• [Task to carry out]: Your answer should consist of each line from the data below that contains "media".

Records for this exercise: Begin

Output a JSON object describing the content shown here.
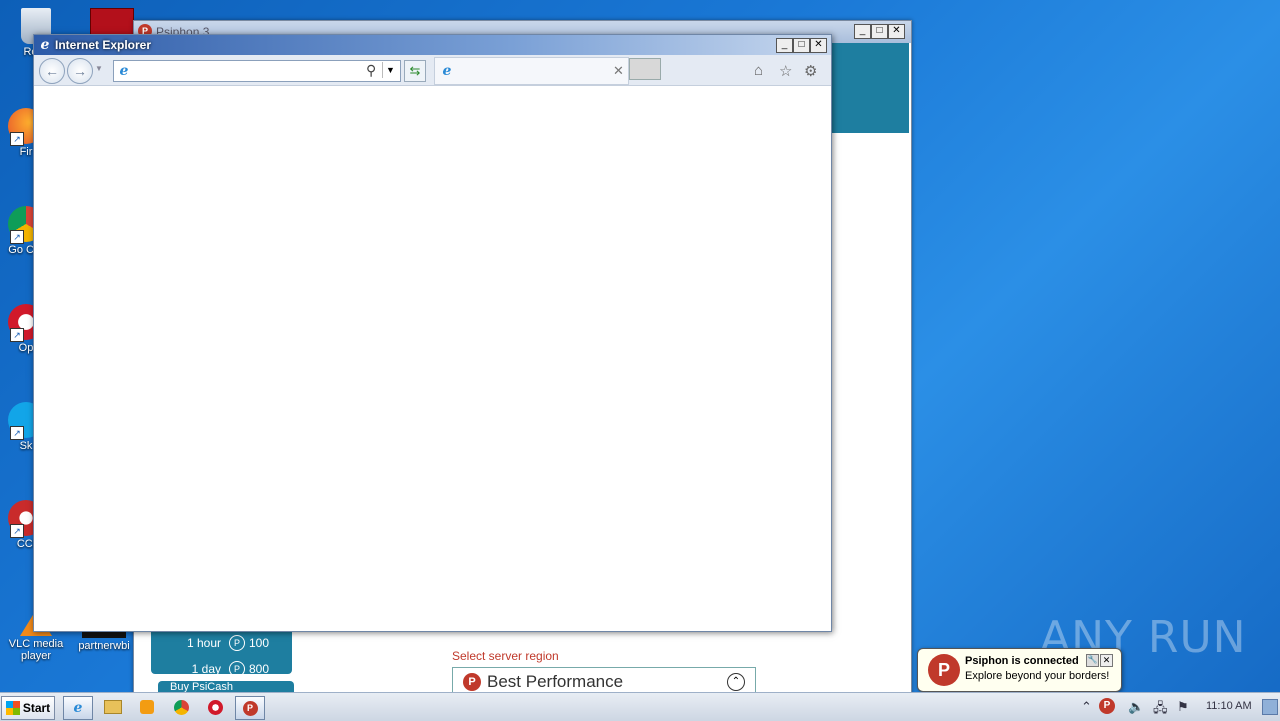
{
  "desktop": {
    "icons": [
      {
        "label": "Recy"
      },
      {
        "label": "Fir"
      },
      {
        "label": "Go Chr"
      },
      {
        "label": "Op"
      },
      {
        "label": "Sk"
      },
      {
        "label": "CCl"
      },
      {
        "label": "VLC media player"
      },
      {
        "label": "partnerwbi"
      }
    ],
    "watermark": "ANY RUN"
  },
  "psiphon": {
    "title": "Psiphon 3",
    "plans": [
      {
        "duration": "1 hour",
        "cost": "100"
      },
      {
        "duration": "1 day",
        "cost": "800"
      }
    ],
    "buy_label": "Buy PsiCash",
    "region_label": "Select server region",
    "region_value": "Best Performance",
    "colors": {
      "banner": "#1e7ea0",
      "accent": "#c0392b"
    }
  },
  "ie": {
    "title": "Internet Explorer",
    "address_value": "",
    "tab_title": "",
    "icons": [
      "back-icon",
      "forward-icon",
      "search-icon",
      "refresh-icon",
      "home-icon",
      "favorites-icon",
      "settings-icon"
    ]
  },
  "taskbar": {
    "start_label": "Start",
    "clock": "11:10 AM",
    "apps": [
      "internet-explorer",
      "file-explorer",
      "media-player",
      "chrome",
      "opera",
      "psiphon"
    ]
  },
  "notification": {
    "title": "Psiphon is connected",
    "message": "Explore beyond your borders!"
  }
}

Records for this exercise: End

• [Response]:
        "label": "VLC media player"
      "media-player",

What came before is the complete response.